After completing her historic Cuba swim, Nyad wants everyone to get healthy. She's got a new initiative almost anyone can do.
Posted in , Nov 3, 2016
Just three years ago, 67 year-old marathon swimmer Diana Nyad made history when she became the first confirmed person to swim the 110 miles from Cuba to Florida without a protective cage. Her journey was watched by millions around the world and her bravery and commitment inspired the nation, but when Nyad emerged from the water and took some time to appreciate her accomplishment, she realized there was more she could do.
“The Cuba swim was such a monstrous quest that was within my heart for 35 years,” the swimmer tells Guideposts.org. “But it was very personal.”
Nyad wanted to do something that would motivate others.
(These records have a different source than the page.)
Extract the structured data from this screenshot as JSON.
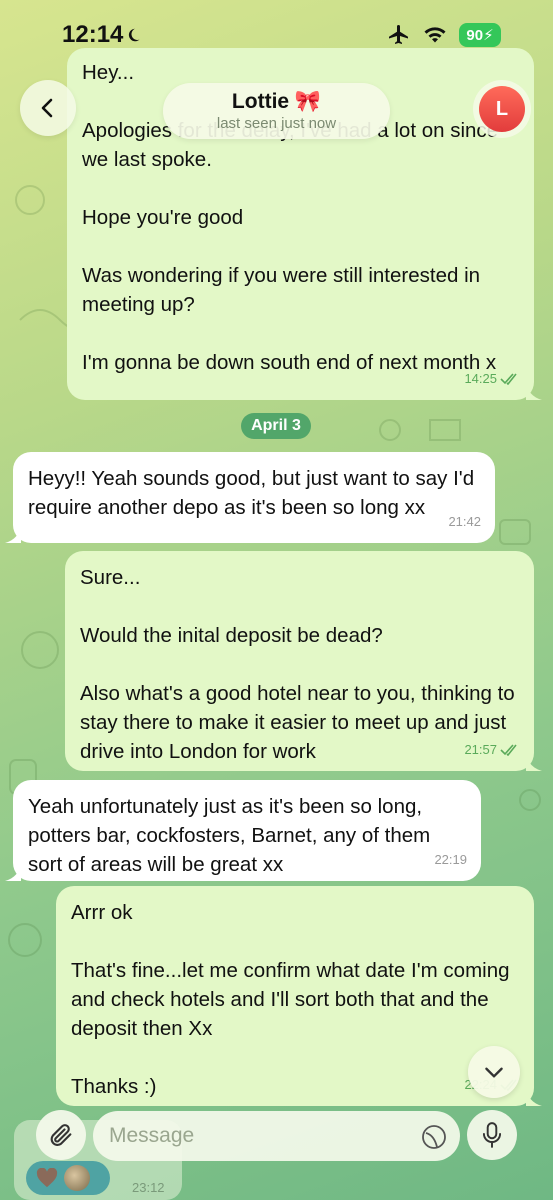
{
  "status_bar": {
    "time": "12:14",
    "battery": "90"
  },
  "header": {
    "contact_name": "Lottie 🎀",
    "last_seen": "last seen just now",
    "avatar_initial": "L"
  },
  "messages": [
    {
      "direction": "out",
      "text": "Hey...\n\nApologies for the delay, I've had a lot on since we last spoke.\n\nHope you're good\n\nWas wondering if you were still interested in meeting up?\n\nI'm gonna be down south end of next month x",
      "time": "14:25",
      "status": "read"
    },
    {
      "direction": "date",
      "text": "April 3"
    },
    {
      "direction": "in",
      "text": "Heyy!! Yeah sounds good, but just want to say I'd require another depo as it's been so long xx",
      "time": "21:42"
    },
    {
      "direction": "out",
      "text": "Sure...\n\nWould the inital deposit be dead?\n\nAlso what's a good hotel near to you, thinking to stay there to make it easier to meet up and just drive into London for work",
      "time": "21:57",
      "status": "read"
    },
    {
      "direction": "in",
      "text": "Yeah unfortunately just as it's been so long, potters bar, cockfosters, Barnet, any of them sort of areas will be great xx",
      "time": "22:19"
    },
    {
      "direction": "out",
      "text": "Arrr ok\n\nThat's fine...let me confirm what date I'm coming and check hotels and I'll sort both that and the deposit then Xx\n\nThanks :)",
      "time": "22:24",
      "status": "read"
    },
    {
      "direction": "in",
      "text": "",
      "time": "23:12",
      "reactions": [
        "heart",
        "avatar"
      ]
    }
  ],
  "input": {
    "placeholder": "Message"
  },
  "colors": {
    "outgoing_bubble": "#e3f8c7",
    "incoming_bubble": "#ffffff",
    "date_pill": "#52a66a",
    "read_check": "#5aaa5a",
    "battery": "#34c759",
    "avatar": "#e23c3c"
  },
  "icons": {
    "back": "chevron-left-icon",
    "moon": "moon-icon",
    "airplane": "airplane-icon",
    "wifi": "wifi-icon",
    "attach": "paperclip-icon",
    "sticker": "sticker-icon",
    "mic": "microphone-icon",
    "scroll_down": "chevron-down-icon"
  }
}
She knew she loved to exercise –she and her best friend Bonnie Stoll had been in shape since they were young. She also knew that, while her close circle of friends also loved getting outdoors, competing in Iron Man competitions or running marathons, most Americans were struggling with getting active and maintaining a healthy weight.
According to a study published last year in the journal JAMA Internal Medicine, 71% of Americans are overweight or obese.
“Sitting is the new smoking,” Nyad says. “We’ve become a sedentary society.”
Nyad decided to launch a program aimed at helping others reach their full potential. That’s where her new venture, EverWalk Nation comes into play.
The initiative hopes to get people off the couch and hitting the road. Nyad’s goal is to get one million people to sign up for the program by the end of 2017and to have them commit to walking three days a week.
Diana Nyad kicks off Ever Walk Nation with a march from Los Angeles, C.A. to San Diego, C.A. ©Pam Singleton/IMAGE PHOTOGRAPHY LLC
“I don’t care if you walk your dog or if you walk down four blocks to get the newspaper and back. At least say you’re going to walk three days a week,” Nyad says. “We’re going to get people up, away from their desks, their sofas, their cars and make this nation into a rabid group of fanatical walkers.”
The swimmer knows just how transformative the seemingly easy exercise can be.
“When I first started dreaming about this and walking I thought, ‘Oh walking, that’s just for the old and the infirmed,’” she admits. “But if you start walking every day long distances, feet on the ground, knees, hips, abs, you get in some kind of shape.”
Nyad and Stoll hope to lead a series of long walks across the country over the next five years to raise awareness for the program. They recently kicked off their initiative with a march from Los Angeles to San Diego – treks from Boston to New York City, Philadelphia to Washington D.C., Chicago to St. Louis, Portland to Seattle and Nashville to Atlanta are also scheduled. They hope to end EverWalk in five years with an epic cross country walk from Los Angeles to New York. But more than those boots on the ground adventures, they hope to form something.
“We’re trying to change a culture,” Nyad says. “Go any place around the world – Africa, Asia, South America, Europe – people walk everywhere. You do too. When you go on a trip to France or England, you come back saying, ‘My god, we walked! I haven’t walked that much in years.’ But here, you just don’t. We drive everywhere. You don’t change that by just going out on a one day walk with people.”
Nyad hopes that once EverWalk gets off the ground and gains a following, the program can offer incentives (contests and prizes) to get people to walk and that it can create a virtual community.
Mostly though, Nyad wants her new initiative to remind people to not give up on themselves – to keep moving, keep reaching for new goals and to live life to the fullest – just like she’s been able to do.